Exercise goal - Go through the material and return every line that contains the string "label".

Task data -
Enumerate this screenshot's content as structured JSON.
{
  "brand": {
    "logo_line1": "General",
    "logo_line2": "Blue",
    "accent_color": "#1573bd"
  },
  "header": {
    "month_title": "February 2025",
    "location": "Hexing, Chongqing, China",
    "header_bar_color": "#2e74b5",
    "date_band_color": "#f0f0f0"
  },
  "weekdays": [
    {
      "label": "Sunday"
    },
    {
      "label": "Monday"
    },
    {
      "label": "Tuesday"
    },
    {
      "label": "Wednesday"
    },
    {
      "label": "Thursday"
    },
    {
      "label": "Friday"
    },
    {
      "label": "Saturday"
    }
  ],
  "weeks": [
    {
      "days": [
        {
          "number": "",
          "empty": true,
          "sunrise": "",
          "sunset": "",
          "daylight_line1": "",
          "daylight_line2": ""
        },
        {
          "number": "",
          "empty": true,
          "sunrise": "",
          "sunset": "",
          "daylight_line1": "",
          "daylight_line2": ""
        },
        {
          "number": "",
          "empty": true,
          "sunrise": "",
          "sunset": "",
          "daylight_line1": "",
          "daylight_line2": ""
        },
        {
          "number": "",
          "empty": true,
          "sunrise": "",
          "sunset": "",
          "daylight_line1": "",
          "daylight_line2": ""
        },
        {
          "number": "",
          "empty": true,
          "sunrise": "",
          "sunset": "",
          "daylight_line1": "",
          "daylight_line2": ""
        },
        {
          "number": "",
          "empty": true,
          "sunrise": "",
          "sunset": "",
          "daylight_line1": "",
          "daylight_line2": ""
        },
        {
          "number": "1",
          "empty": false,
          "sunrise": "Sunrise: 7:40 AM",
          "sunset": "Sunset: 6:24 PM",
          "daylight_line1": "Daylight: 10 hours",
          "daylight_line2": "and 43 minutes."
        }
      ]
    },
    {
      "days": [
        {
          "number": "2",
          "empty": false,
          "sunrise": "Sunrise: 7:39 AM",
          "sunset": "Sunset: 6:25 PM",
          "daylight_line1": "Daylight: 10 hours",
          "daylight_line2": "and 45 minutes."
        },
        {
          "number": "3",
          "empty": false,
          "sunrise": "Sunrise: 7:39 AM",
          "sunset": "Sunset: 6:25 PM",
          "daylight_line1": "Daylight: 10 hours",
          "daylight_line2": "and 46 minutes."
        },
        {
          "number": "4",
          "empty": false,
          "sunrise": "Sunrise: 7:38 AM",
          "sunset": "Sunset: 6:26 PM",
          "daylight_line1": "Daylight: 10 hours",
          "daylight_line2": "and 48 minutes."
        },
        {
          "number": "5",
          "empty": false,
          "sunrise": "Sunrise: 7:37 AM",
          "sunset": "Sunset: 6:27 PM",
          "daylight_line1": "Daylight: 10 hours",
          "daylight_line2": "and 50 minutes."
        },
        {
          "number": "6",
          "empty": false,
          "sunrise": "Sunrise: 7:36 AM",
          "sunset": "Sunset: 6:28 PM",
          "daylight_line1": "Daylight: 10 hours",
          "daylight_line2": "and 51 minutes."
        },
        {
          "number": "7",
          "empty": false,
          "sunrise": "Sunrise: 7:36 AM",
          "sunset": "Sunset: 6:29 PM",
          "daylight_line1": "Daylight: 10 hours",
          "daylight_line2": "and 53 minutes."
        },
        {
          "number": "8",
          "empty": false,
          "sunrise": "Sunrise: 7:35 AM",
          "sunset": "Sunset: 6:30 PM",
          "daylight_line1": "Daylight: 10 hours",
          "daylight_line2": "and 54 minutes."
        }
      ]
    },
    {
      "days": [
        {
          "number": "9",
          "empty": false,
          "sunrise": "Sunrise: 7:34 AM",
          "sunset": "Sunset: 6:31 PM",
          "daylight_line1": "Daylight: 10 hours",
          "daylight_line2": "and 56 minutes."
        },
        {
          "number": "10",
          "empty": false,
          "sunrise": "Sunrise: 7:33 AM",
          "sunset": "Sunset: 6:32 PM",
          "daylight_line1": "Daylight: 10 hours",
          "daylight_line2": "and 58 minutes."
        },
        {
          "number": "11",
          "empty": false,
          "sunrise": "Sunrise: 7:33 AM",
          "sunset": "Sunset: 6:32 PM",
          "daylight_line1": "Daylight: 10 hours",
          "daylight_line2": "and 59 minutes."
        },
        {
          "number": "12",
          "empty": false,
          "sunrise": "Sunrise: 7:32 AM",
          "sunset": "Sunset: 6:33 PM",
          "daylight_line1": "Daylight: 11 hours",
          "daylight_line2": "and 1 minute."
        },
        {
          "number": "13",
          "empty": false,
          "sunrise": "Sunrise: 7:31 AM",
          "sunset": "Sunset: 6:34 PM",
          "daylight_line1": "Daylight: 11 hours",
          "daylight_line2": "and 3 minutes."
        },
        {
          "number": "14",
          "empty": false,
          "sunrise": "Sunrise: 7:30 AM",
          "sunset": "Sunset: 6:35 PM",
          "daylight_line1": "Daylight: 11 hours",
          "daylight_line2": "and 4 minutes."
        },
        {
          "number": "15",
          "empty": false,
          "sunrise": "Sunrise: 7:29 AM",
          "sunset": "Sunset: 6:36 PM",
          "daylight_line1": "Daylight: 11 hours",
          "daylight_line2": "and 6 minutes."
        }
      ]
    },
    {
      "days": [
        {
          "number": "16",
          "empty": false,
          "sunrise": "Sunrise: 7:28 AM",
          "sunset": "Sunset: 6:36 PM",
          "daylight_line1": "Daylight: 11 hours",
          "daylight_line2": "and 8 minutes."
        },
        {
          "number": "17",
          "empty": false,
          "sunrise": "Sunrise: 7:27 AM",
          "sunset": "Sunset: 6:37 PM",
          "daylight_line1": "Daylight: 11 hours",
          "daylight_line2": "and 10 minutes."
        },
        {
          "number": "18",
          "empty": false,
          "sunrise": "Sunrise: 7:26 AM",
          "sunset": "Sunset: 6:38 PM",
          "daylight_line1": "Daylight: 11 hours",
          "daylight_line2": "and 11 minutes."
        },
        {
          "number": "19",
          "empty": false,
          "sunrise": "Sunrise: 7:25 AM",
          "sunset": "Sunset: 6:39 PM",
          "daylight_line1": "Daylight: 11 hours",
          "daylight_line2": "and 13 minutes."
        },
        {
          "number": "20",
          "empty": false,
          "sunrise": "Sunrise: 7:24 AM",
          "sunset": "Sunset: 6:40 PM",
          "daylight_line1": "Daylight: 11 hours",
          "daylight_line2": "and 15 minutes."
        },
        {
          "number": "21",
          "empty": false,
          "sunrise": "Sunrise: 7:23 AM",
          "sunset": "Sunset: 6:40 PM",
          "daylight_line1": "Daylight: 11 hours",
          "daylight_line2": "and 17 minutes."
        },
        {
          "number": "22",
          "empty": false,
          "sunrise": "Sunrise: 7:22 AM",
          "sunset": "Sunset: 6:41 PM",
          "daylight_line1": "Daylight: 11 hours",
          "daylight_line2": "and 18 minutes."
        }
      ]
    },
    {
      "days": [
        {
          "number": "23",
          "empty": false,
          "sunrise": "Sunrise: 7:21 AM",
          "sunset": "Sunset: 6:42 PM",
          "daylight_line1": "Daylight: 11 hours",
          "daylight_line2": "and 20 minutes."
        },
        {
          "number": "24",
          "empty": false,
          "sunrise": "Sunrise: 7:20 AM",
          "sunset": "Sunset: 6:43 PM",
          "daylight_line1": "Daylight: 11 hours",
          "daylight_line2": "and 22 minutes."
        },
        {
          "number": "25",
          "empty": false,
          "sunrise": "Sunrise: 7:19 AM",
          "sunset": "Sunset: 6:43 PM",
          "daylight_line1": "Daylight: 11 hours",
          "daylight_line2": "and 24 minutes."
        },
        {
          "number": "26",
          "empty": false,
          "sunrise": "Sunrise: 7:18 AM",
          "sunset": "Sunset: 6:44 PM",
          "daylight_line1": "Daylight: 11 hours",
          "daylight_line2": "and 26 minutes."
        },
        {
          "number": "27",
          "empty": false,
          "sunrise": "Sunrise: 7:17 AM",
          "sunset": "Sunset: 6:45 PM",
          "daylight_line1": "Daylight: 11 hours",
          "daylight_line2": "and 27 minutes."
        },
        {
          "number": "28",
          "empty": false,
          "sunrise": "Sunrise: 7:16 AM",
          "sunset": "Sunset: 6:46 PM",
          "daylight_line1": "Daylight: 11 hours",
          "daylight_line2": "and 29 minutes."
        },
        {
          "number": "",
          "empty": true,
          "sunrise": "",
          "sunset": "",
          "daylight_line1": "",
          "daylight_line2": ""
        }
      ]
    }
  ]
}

Response area -
      "label": "Sunday"
      "label": "Monday"
      "label": "Tuesday"
      "label": "Wednesday"
      "label": "Thursday"
      "label": "Friday"
      "label": "Saturday"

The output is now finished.